Title: Pendant in the form of a fish
Date: Shang dynasty, ca. 1200 BC
Medium: Carved jade
Dimensions: 2 1/2 in. (6.4 cm)
Credit Line: George and Mary Rockwell Collection
Object Number: 88.002.239
Shang and Western Zhou dynasty jade pendants were made in central China, in the vicinity of Anyang and Zhengzhou, in Henan province.

The hardness of jade makes it one of the most difficult stones to work, requiring even harder stones such as quartzite or diamonds to abrade it. That Neolithic cultures such as the Liangzhu were able to fashion such refined “carved” jade items is nothing short of amazing considering the primitive tools at their disposal. Hand saws or gut-string saws would have first been used to cut or slice the jade into a workable form, then simple awls and drills, perhaps made of bamboo, with points or disks likely made of quartzite, would have been employed to drill holes and to form intaglio and relief designs. Finally, the piece would be polished using abrasives.

Jade pendants and other ornaments were found in burials and seem to have been made specifically for adorning the corpse. Jade, venerated since the Neolithic period, has been continuously prized throughout China’s long history. Jade was thought to have magical properties and its luster, translucency and hardness were considered to embody virtues such as benevolence, integrity and courage.

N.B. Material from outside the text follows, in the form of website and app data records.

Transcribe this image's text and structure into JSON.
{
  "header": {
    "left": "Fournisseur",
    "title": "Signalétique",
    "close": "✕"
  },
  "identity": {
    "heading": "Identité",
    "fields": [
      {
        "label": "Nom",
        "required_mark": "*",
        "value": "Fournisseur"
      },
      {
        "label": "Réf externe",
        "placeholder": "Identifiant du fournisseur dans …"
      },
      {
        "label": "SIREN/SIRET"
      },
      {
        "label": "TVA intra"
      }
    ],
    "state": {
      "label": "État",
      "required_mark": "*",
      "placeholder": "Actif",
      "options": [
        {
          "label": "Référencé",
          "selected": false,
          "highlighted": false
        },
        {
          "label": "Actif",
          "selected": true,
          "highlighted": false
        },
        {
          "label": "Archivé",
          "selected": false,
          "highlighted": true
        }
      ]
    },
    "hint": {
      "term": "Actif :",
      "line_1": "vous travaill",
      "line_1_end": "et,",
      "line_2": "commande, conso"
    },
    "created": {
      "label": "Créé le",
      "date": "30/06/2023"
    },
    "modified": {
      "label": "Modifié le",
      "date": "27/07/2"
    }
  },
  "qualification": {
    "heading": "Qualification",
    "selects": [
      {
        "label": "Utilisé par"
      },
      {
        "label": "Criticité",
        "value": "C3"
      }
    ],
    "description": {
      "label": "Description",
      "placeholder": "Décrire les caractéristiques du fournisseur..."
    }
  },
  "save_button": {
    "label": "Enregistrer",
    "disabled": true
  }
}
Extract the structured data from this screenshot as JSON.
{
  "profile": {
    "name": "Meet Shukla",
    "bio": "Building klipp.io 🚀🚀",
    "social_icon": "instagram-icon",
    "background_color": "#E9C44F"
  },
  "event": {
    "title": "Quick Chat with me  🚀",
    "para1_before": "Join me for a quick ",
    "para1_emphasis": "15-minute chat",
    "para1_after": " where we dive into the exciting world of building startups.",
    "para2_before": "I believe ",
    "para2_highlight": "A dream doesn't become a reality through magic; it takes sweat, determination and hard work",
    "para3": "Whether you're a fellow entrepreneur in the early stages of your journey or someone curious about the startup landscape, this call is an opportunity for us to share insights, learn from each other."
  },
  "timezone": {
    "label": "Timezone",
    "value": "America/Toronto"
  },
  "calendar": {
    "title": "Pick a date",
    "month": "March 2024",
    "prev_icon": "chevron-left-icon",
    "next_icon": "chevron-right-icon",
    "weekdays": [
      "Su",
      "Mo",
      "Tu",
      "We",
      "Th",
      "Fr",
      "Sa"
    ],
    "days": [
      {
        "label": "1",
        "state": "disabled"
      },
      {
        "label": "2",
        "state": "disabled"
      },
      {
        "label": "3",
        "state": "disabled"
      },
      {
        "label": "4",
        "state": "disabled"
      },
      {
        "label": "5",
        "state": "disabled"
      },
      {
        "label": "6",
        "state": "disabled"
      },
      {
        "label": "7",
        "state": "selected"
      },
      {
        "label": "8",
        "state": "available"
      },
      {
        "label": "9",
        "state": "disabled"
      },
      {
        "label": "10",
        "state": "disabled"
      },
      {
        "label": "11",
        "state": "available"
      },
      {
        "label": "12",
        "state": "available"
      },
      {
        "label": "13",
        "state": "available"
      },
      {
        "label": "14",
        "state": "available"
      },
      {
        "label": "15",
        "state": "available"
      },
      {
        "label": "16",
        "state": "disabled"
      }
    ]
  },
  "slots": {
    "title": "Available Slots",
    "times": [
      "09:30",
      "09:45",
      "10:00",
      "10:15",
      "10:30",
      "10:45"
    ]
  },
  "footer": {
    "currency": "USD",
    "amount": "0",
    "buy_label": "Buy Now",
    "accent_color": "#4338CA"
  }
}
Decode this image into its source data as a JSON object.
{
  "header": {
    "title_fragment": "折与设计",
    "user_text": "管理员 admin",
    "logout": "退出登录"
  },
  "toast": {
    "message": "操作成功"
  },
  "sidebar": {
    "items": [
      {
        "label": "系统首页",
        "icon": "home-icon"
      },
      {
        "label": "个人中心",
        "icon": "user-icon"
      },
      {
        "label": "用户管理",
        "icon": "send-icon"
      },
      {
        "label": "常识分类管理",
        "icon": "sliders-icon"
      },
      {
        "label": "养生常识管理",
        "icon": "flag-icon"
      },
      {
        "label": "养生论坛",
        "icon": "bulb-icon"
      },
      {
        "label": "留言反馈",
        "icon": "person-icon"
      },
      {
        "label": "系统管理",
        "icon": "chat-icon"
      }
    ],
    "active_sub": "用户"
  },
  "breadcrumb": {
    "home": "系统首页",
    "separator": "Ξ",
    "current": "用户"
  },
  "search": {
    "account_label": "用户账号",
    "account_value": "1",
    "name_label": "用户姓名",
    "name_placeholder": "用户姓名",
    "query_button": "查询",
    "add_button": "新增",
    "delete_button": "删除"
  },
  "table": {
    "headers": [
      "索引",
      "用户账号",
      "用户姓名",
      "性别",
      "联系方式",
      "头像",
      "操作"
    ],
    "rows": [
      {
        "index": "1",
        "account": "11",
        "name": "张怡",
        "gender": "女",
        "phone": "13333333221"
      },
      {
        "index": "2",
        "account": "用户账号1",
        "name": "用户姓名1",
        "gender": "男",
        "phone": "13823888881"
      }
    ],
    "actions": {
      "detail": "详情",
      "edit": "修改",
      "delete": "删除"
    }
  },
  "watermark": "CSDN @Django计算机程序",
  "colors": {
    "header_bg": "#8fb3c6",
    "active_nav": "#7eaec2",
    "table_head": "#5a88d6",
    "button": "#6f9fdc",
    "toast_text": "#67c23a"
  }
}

NOTE: This electronic record is compiled from historic documentation which may not reflect the Johnson Museum's complete or current knowledge of the object. Review and refinement of such records is ongoing.